PROBLEM:
Scan the material for the string "placeholder" and copy out every line in which it occurs.

START RECORDS

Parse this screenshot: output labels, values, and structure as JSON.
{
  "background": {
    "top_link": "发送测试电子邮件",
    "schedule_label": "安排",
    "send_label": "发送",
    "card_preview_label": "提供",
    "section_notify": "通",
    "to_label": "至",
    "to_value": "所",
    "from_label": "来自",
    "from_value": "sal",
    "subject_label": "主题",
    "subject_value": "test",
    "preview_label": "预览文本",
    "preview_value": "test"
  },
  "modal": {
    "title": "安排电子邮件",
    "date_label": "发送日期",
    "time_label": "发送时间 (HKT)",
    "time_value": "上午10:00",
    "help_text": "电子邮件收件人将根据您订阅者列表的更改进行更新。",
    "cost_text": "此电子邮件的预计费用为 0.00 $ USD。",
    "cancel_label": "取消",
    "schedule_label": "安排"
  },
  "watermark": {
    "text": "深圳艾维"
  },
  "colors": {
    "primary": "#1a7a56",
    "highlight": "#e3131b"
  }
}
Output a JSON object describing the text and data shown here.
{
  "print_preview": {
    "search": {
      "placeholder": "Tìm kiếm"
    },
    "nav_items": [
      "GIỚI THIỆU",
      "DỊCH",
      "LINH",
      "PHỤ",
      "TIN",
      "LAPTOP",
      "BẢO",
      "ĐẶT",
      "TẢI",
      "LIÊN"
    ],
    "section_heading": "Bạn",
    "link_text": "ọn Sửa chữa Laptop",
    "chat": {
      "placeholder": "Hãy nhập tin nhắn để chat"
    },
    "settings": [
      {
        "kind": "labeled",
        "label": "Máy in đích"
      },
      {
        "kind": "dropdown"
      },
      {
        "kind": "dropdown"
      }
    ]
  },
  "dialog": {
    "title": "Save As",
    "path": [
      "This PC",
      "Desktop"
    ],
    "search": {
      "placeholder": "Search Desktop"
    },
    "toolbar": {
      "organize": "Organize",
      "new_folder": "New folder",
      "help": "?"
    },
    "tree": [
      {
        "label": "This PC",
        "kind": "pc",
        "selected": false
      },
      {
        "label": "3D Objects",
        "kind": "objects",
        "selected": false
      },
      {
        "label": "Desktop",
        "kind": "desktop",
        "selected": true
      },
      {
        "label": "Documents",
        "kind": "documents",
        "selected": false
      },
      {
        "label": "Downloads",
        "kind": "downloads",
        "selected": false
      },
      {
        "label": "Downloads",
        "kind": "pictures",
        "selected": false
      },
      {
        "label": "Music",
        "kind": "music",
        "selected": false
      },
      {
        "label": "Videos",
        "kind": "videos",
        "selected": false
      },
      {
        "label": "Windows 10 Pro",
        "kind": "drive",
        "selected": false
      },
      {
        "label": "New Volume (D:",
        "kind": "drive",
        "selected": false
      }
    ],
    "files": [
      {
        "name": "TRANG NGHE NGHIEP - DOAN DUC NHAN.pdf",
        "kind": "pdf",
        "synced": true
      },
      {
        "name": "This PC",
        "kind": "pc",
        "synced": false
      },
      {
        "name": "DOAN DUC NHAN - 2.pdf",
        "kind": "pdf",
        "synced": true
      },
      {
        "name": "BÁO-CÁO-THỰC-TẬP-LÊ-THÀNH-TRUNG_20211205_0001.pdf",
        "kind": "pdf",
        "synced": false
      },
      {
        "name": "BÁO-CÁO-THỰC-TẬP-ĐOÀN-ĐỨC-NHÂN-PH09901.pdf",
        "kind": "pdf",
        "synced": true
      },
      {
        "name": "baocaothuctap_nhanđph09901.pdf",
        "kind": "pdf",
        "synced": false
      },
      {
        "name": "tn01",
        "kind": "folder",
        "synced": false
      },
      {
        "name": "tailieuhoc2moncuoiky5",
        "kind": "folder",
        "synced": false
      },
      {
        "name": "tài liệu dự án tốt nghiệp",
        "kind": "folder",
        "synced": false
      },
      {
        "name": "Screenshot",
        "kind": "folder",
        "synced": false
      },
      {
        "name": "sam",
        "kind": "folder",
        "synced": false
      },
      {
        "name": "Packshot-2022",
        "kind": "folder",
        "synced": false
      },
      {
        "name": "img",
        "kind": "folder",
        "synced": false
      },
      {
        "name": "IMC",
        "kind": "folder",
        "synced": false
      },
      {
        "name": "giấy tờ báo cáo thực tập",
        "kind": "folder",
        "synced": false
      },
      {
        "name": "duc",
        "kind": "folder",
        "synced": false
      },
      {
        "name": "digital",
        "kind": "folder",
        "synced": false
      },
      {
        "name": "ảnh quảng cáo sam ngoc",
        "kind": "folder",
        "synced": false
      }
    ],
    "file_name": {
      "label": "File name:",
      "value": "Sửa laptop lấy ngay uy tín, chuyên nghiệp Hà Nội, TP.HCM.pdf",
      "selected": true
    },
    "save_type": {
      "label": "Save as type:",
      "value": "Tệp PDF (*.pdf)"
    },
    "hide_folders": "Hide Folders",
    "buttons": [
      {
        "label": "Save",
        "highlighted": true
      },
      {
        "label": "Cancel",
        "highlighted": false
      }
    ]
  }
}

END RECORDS

RESPONSE AREA:
      "placeholder": "Tìm kiếm"
      "placeholder": "Hãy nhập tin nhắn để chat"
      "placeholder": "Search Desktop"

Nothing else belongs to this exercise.